Cynically they seek to whip up opposition to the deal, pointing to provisions within the withdrawal agreement, particularly those concerned with the "level playing field". As it happens the provisions are a relatively low bar and shouldn't present any major obstacle to the UK pursuing its own destiny. Moreover we do not wish to compete by entering a race to the bottom.  

It should also be noted that these provisions exist in every EU FTA and there is no way the EU would ever enter an agreement without them. It didn't make an exception for Canada and will not do so for the UK. Curious then that Brexit Party individuals continue to make reference to CETA. We wonder if they have ever read it. We also note that similar provisions exist in a number of multilateral WTO agreements - particularly on state aid, subsidy and production standards.  

The Brexit Party position, though, is one based on an outmoded perception of the modern world. There is no such thing as "full independence" when you live next door to a trade and regulatory superpower, unless of course you want to completely isolate yourself from lucrative markets and end all formal cooperation. That certainly isn't what we had in mind when we campaigned to leave the EU.

The fact of the matter is that the EU has enormous clout and has its own regulatory gravity and when nearly half of our exports go to the EU, in any case, the EU will continue to have considerable influence over our regulatory and trade policies. We do not operate in a vacuum.

The stubborn and intransigent approach by the Brexit Party will get us nowhere. They assert that we can simply waltz out of the EU and then approach them for a rudimentary agreement under GATT24. Though the use of this mechanism is theoretically possible an interim agreement on tariffs comes nowhere close to addressing the mountain of issues created by new non tariff barriers. All the while the EU has repeatedly stated that, should we leave without a deal, it will not enter any further talks without first resolving the customs frontier issues in Ireland and those other areas addressed by the withdrawal agreement. They have emphatically stated there will be no "mini deals".

The Brexit Party is harbouring a number of delusions based on a simplistic understanding of the EU and trade in general. Trade is more than just moving lorry loads of tinned beans from Warrington to Warsaw. The UK depends on its services exports which are facilitated by dozens of legal instruments for which there is no cover under those "WTO rules".

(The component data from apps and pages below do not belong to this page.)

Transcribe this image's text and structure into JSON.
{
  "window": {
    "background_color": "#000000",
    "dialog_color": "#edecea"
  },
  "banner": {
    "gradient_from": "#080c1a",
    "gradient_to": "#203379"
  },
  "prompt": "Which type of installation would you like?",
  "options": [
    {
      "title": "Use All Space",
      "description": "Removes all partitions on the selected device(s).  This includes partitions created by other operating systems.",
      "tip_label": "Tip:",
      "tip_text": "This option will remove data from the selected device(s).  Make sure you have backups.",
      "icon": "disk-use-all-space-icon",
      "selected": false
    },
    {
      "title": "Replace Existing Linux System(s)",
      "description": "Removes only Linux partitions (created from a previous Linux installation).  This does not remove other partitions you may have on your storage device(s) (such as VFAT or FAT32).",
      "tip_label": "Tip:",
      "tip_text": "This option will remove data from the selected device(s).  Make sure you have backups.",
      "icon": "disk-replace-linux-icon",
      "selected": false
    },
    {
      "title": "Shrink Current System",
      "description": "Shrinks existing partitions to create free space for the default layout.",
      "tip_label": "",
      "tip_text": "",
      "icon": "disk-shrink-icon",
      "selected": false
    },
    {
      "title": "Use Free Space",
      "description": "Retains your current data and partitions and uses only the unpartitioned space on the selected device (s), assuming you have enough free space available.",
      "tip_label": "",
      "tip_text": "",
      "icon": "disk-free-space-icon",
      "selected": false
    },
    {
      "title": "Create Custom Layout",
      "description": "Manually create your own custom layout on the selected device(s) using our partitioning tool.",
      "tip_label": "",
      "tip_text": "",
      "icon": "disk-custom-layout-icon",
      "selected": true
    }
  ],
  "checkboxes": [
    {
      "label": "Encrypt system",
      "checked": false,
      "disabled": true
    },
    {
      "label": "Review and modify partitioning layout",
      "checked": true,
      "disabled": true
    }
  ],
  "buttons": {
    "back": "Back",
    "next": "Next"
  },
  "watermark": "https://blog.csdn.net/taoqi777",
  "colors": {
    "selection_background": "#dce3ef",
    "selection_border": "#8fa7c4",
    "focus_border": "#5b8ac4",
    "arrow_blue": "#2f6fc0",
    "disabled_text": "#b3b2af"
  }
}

We are of the view that the withdrawal agreement is suboptimal but ultimately that is a consequence of our collective failure as a movement to anticipate the shape of negotiations and our refusal to forward any kind of Brexit plan. There will likely be more uncomfortable compromises and concessions to come. The balance of leverage is definitely on the EU side. We are certain, though, that leaving without a deal hands virtually all of the leverage to the EU.

By taking a wholly absolutist line, the Brexit Party could split the leave vote in marginal constituencies, potentially handing the game to opponents of Brexit. Cynically the Brexit Party argues that the withdrawal agreement "is not Brexit" as a device to excuse their petulance. At this point we have to ask if Mr Farage really does want to leave the EU or whether the publicity, pay and perks of his current position are too much to give up.

The Leave Alliance is no fan of Boris Johnson and our preferred outcome (Efta EEA) now seems improbable, but the withdrawal agreement is the only realistic means of departure and a failure to face reality at this point could well see us lose the prize entirely. What Farage is doing is inexcusable and unforgivable.